PURPOSE : Coordination of group activity is rarely more important than in a singing group that has no designated conductor. This paper aims to explore the group dynamics in an 11-man singing group whose members, all over 60, have without exception occupied senior leadership positions in their working careers. The study arose because responses to a wider research study revealed interesting perceptions of leadership issues in the group.
DESIGN/METHODOLOGY/APPROACH : All the members participated in semi-structured interviews and interpretative phenomenological analysis of the responses was used to process the responses. This enabled the identification of practices that support the group’s success and illustrated how this group of practiced “leaders” respond to a (relatively) conductorless situation.
FINDINGS : It was confirmed that the group exhibits several characteristics of self-managed teams and string quartets. All members felt empowered to take a lead, although their backgrounds might have predisposed them to take such initiatives anyway. But the long-serving female accompanist is, by virtue inter alia of her superior musicianship, which appears to overcome any gender bias, in many respects the de facto leader. In performance, the singers synchronize their singing in response to cues from each other, but this could work better if given more specific attention.

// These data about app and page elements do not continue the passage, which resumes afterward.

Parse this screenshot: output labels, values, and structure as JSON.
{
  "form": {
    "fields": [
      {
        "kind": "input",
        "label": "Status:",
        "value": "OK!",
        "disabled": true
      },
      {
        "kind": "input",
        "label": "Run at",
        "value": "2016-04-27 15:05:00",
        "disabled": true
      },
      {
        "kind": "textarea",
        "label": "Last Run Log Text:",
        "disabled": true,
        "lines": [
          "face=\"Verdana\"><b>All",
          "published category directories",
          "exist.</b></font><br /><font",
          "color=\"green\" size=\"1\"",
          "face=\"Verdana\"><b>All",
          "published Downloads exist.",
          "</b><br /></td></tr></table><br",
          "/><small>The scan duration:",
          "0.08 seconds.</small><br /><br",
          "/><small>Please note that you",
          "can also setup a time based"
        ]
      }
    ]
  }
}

ORIGINALITY/VALUE : Whereas conducted choirs have been extensively studied, such a self-managed group of amateur singers, all of whom are accustomed to leading in their working careers, has apparently not been studied. This study sheds some light on techniques for overcoming the challenges of creating quality performance in such a group and insights for similar groups, not necessarily musical, are identified.